3) S. Rep. No. 110-213, at 7 (2007). The Committee further noted that fund managers may have legitimate “financial or reputational concerns as reasons to divest from companies that accept the business risk of operating in countries subject to international economic sanctions.” (A) are conducted under contract directly and exclusively with the regional government of southern Sudan; (B) are conducted under a li- cense from the Office of Foreign Assets Con- trol, or are expressly exempted under Federal law from the requirement to be conducted under such a license; (C) consist of providing goods or services to marginalized populations of Sudan; (D) consist of providing goods or services to an internationally recognized peacekeeping force or humanitarian organiza- tion; (E) consist of providing goods or services that are used only to promote health or educa- tion; or (F) have been voluntarily suspended.
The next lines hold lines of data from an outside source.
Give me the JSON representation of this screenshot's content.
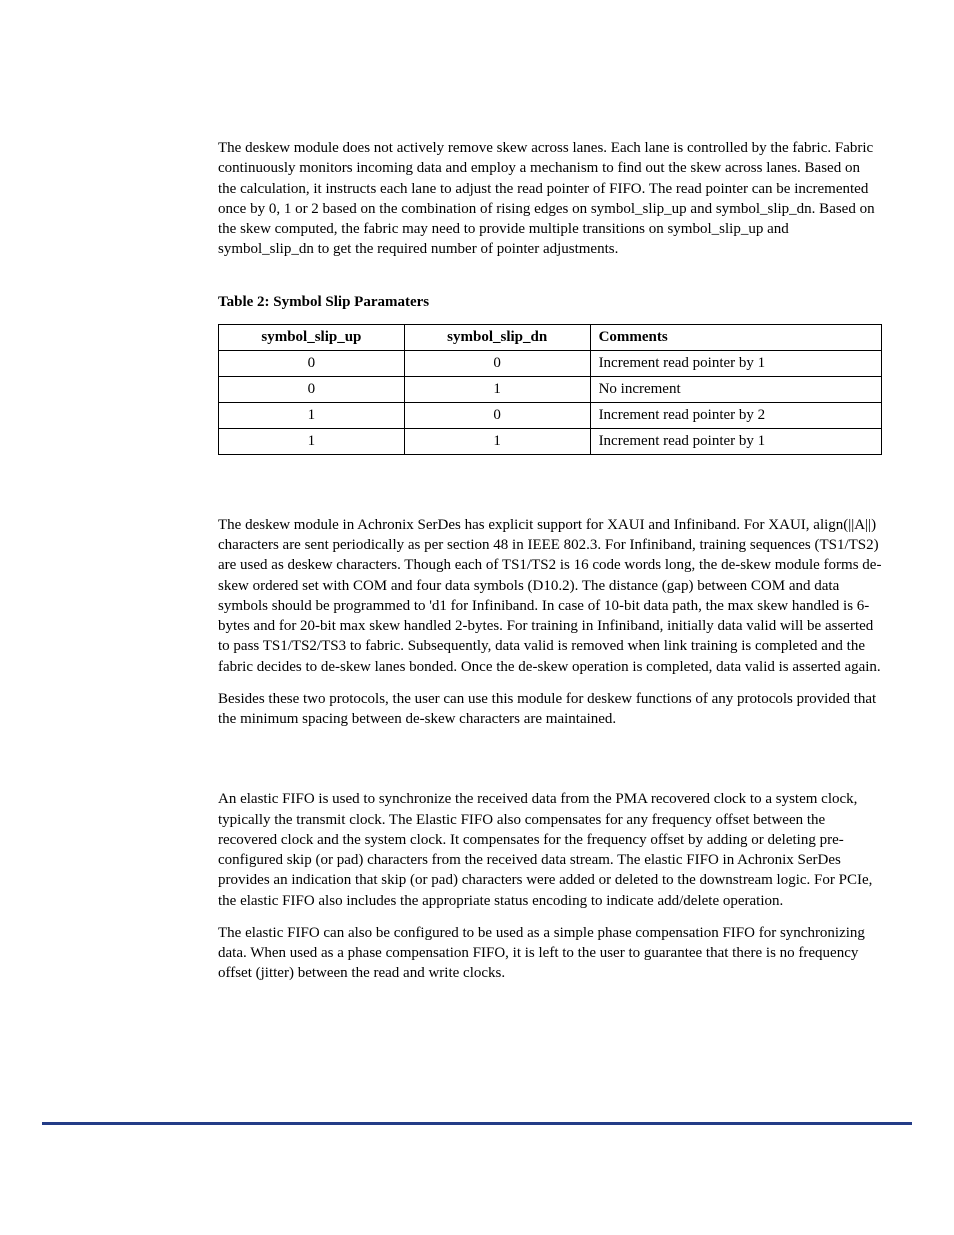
{
  "para1": "The deskew module does not actively remove skew across lanes. Each lane is controlled by the fabric. Fabric continuously monitors incoming data and employ a mechanism to find out the skew across lanes. Based on the calculation, it instructs each lane to adjust the read pointer of FIFO. The read pointer can be incremented once by 0, 1 or 2 based on the combination of rising edges on symbol_slip_up and symbol_slip_dn. Based on the skew computed, the fabric may need to provide multiple transitions on symbol_slip_up and symbol_slip_dn to get the required number of pointer adjustments.",
  "table": {
    "caption": "Table 2: Symbol Slip Paramaters",
    "headers": {
      "col1": "symbol_slip_up",
      "col2": "symbol_slip_dn",
      "col3": "Comments"
    },
    "rows": [
      {
        "c1": "0",
        "c2": "0",
        "c3": "Increment read pointer by 1"
      },
      {
        "c1": "0",
        "c2": "1",
        "c3": "No increment"
      },
      {
        "c1": "1",
        "c2": "0",
        "c3": "Increment read pointer by 2"
      },
      {
        "c1": "1",
        "c2": "1",
        "c3": "Increment read pointer by 1"
      }
    ]
  },
  "para2": "The deskew module in Achronix SerDes has explicit support for XAUI and Infiniband. For XAUI, align(||A||) characters are sent periodically as per section 48 in IEEE 802.3. For Infiniband, training sequences (TS1/TS2) are used as deskew characters. Though each of TS1/TS2 is 16 code words long, the de-skew module forms de-skew ordered set with COM and four data symbols (D10.2). The distance (gap) between COM and data symbols should be programmed to 'd1 for Infiniband. In case of 10-bit data path, the max skew handled is 6-bytes and for 20-bit max skew handled 2-bytes. For training in Infiniband, initially data valid will be asserted to pass TS1/TS2/TS3 to fabric. Subsequently, data valid is removed when link training is completed and the fabric decides to de-skew lanes bonded. Once the de-skew operation is completed, data valid is asserted again.",
  "para3": "Besides these two protocols, the user can use this module for deskew functions of any protocols provided that the minimum spacing between de-skew characters are maintained.",
  "para4": "An elastic FIFO is used to synchronize the received data from the PMA recovered clock to a system clock, typically the transmit clock. The Elastic FIFO also compensates for any frequency offset between the recovered clock and the system clock. It compensates for the frequency offset by adding or deleting pre-configured skip (or pad) characters from the received data stream.  The elastic FIFO in Achronix SerDes provides an indication that skip (or pad) characters were added or deleted to the downstream logic. For PCIe, the elastic FIFO also includes the appropriate status encoding to indicate add/delete operation.",
  "para5": "The elastic FIFO can also be configured to be used as a simple phase compensation FIFO for synchronizing data. When used as a phase compensation FIFO, it is left to the user to guarantee that there is no frequency offset (jitter) between the read and write clocks."
}
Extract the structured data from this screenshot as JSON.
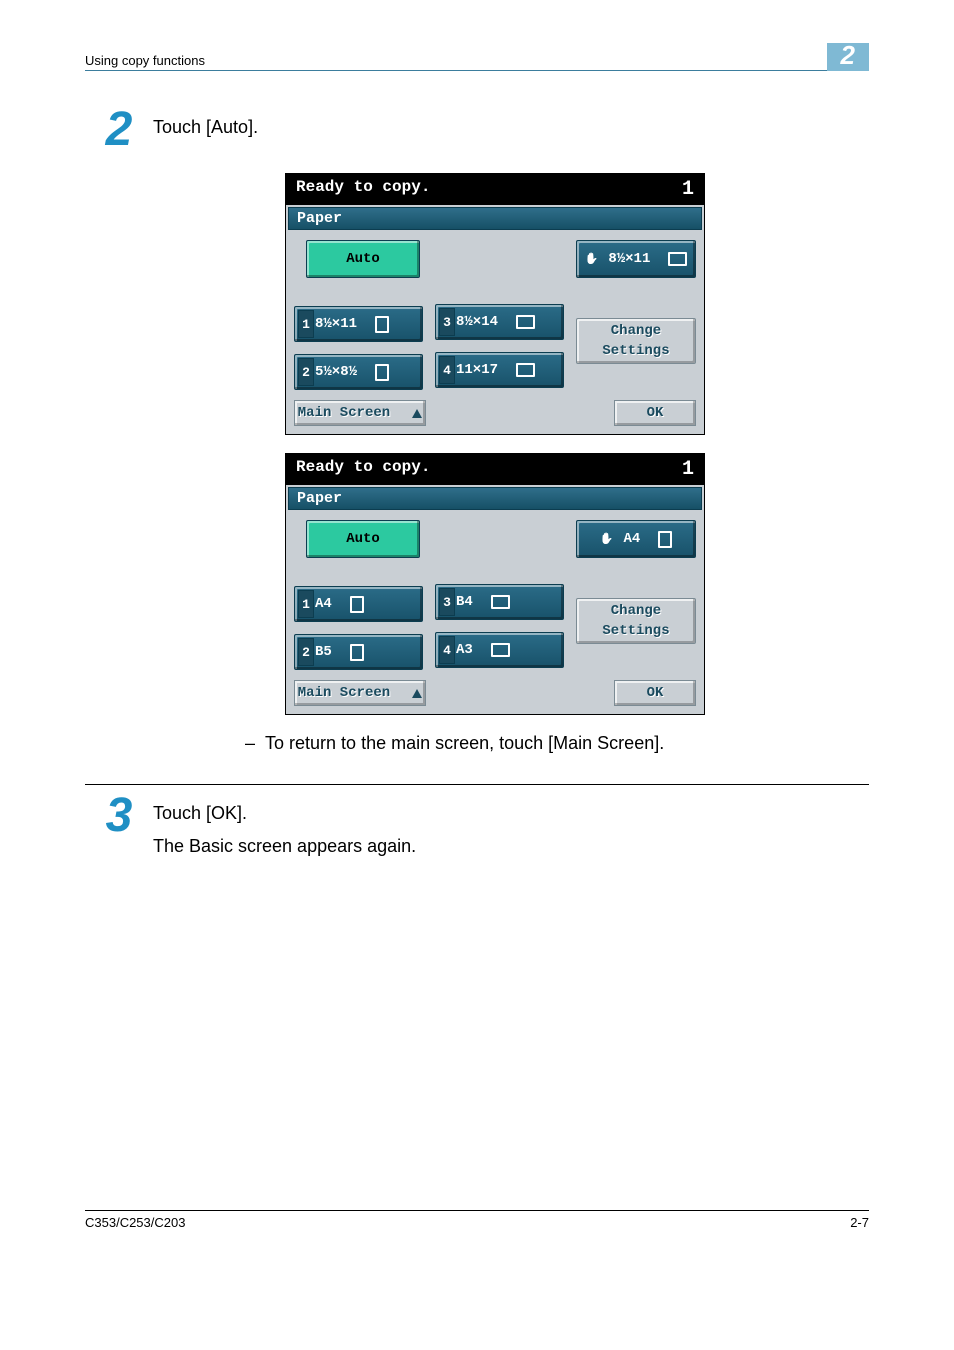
{
  "header": {
    "section_title": "Using copy functions",
    "chapter_number": "2"
  },
  "step2": {
    "number": "2",
    "instruction": "Touch [Auto]."
  },
  "panel_a": {
    "status": "Ready to copy.",
    "counter": "1",
    "section_label": "Paper",
    "auto": "Auto",
    "bypass": "8½×11",
    "tray1": "8½×11",
    "tray2": "5½×8½",
    "tray3": "8½×14",
    "tray4": "11×17",
    "change_l1": "Change",
    "change_l2": "Settings",
    "main_screen": "Main Screen",
    "ok": "OK"
  },
  "panel_b": {
    "status": "Ready to copy.",
    "counter": "1",
    "section_label": "Paper",
    "auto": "Auto",
    "bypass": "A4",
    "tray1": "A4",
    "tray2": "B5",
    "tray3": "B4",
    "tray4": "A3",
    "change_l1": "Change",
    "change_l2": "Settings",
    "main_screen": "Main Screen",
    "ok": "OK"
  },
  "note": {
    "dash": "–",
    "text": "To return to the main screen, touch [Main Screen]."
  },
  "step3": {
    "number": "3",
    "instruction": "Touch [OK].",
    "result": "The Basic screen appears again."
  },
  "footer": {
    "model": "C353/C253/C203",
    "page": "2-7"
  }
}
4) Several states have enacted Sudan-related measures in recent years. Notable among these measures is an Illinois statute that, in part, required mutual fund managers, to be eligible to accept investments of state pension fund assets, to certify that the fund they advise was not invested in companies doing business in Sudan. The enforcement of the Illinois statute was enjoined by a federal district court, which found the law unconstitutional because it interfered with the na- tional government’s conduct of foreign affairs and it was in large part preempted by federal law. The Act is intended to balance the authority of the federal government to conduct foreign policy with the ability of the state and local governments to invest and divest their funds as they see fit (see S. Rep. No. 110-213, at 3). When he signed the Act, President Bush issued the following statement: “[as] the Constitution vests the exclusive authority to conduct foreign relations with the Federal Government, the executive branch shall construe and enforce this legislation in a manner that does not conflict with that authority”.